Migration and decolonising doctoral education through knowledge translation

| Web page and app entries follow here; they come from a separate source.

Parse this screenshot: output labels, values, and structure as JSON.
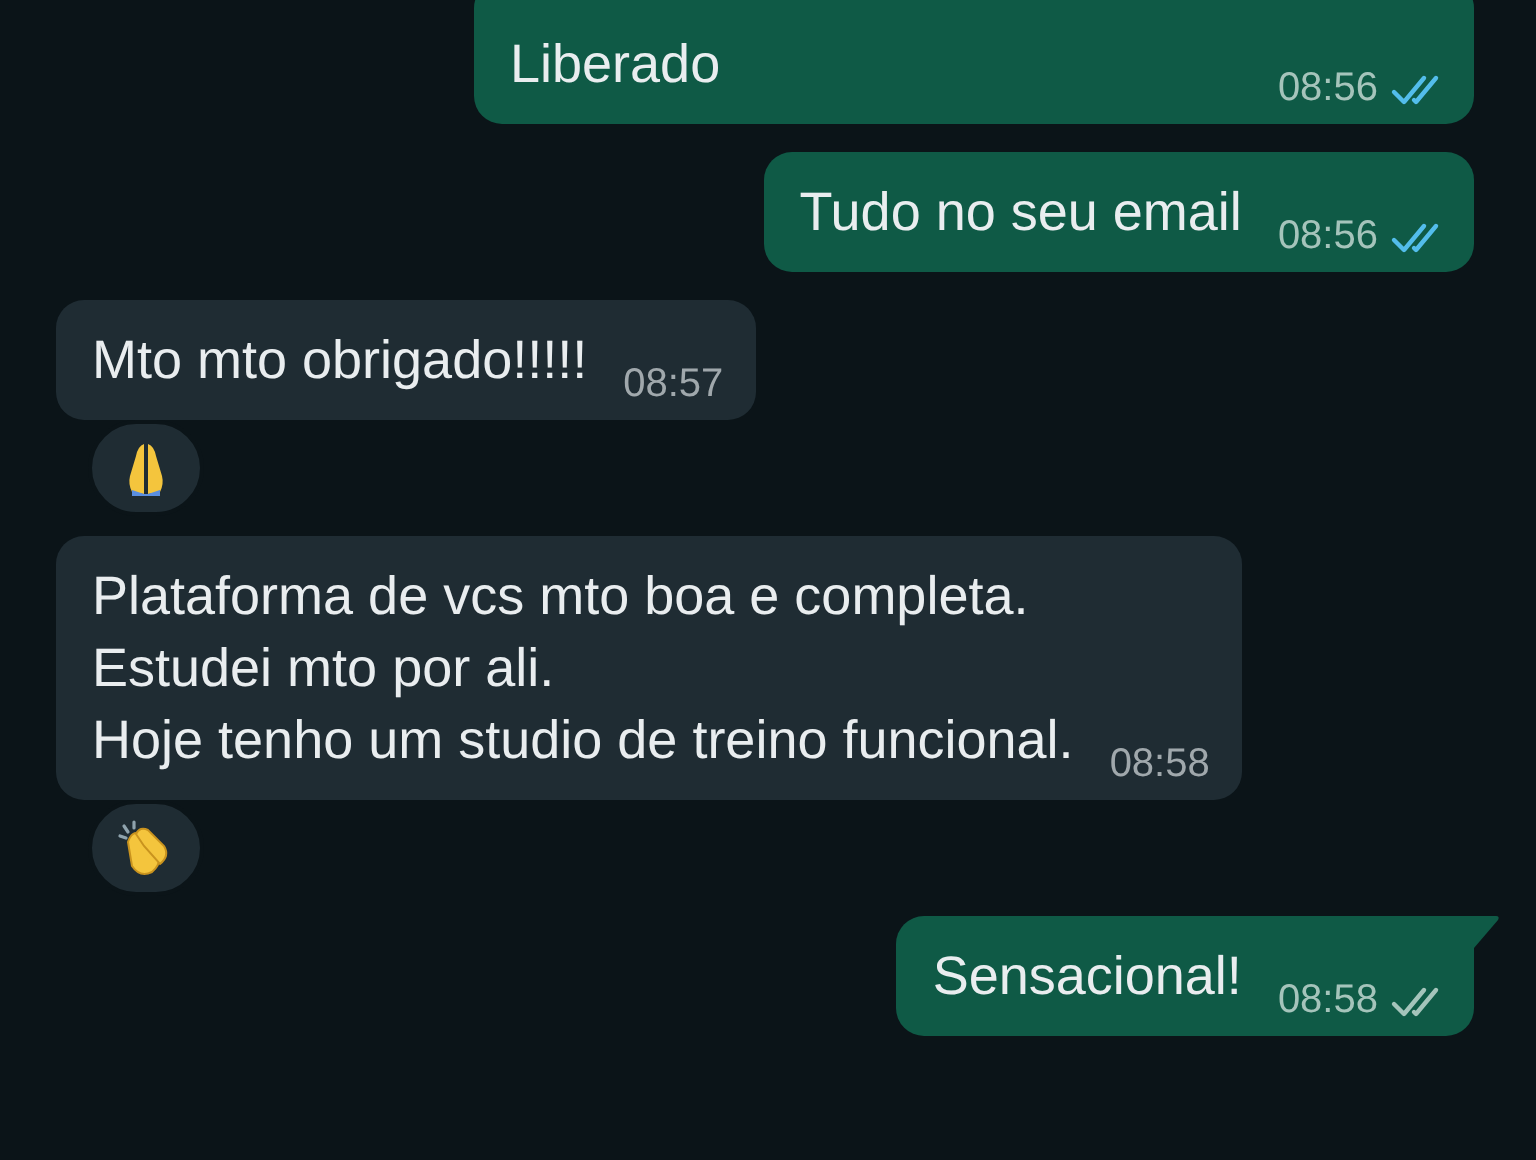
{
  "messages": [
    {
      "outgoing": true,
      "text": "Liberado",
      "time": "08:56",
      "read": true,
      "tail": false
    },
    {
      "outgoing": true,
      "text": "Tudo no seu email",
      "time": "08:56",
      "read": true,
      "tail": false
    },
    {
      "outgoing": false,
      "text": "Mto mto obrigado!!!!!",
      "time": "08:57",
      "reaction": {
        "kind": "pray"
      },
      "tail": false
    },
    {
      "outgoing": false,
      "text": "Plataforma de vcs mto boa e completa.\nEstudei mto por ali.\nHoje tenho um studio de treino funcional.",
      "time": "08:58",
      "reaction": {
        "kind": "clap"
      },
      "tail": false
    },
    {
      "outgoing": true,
      "text": "Sensacional!",
      "time": "08:58",
      "read": false,
      "tail": true
    }
  ]
}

This chapter addresses the question of how educators might prioritise, negotiate, and reward students’ uses of their repertoires of languages-and-knowledge to extend their capabilities for post-monolingual research methodologies. It focuses on post-monolingual research methodologies (PMRM), drawing on evidence from a longitudinal programme of research with higher degree researchers (HDRs) from Bharat, Viet Nam, and Zhongguo. Typically, doctoral education focuses on HDRs interpreting, analysing, and critiquing existing theories available in English. Doctoral research depends on how the education policy practices of English-medium universities are used to shape what HDRs do with their repertoire of languages-and-knowledge and thus the enablement and disablement of PMRM. By exceeding what is required in the use of academic English for research publication purposes, HDRs make problematic the division of intellectual labour regarding who is and who is not a theorist or critical thinker. Increasing human mobility is producing highly educated migrant labour pressing for the decolonisation of encounters with divergent intellectual cultures.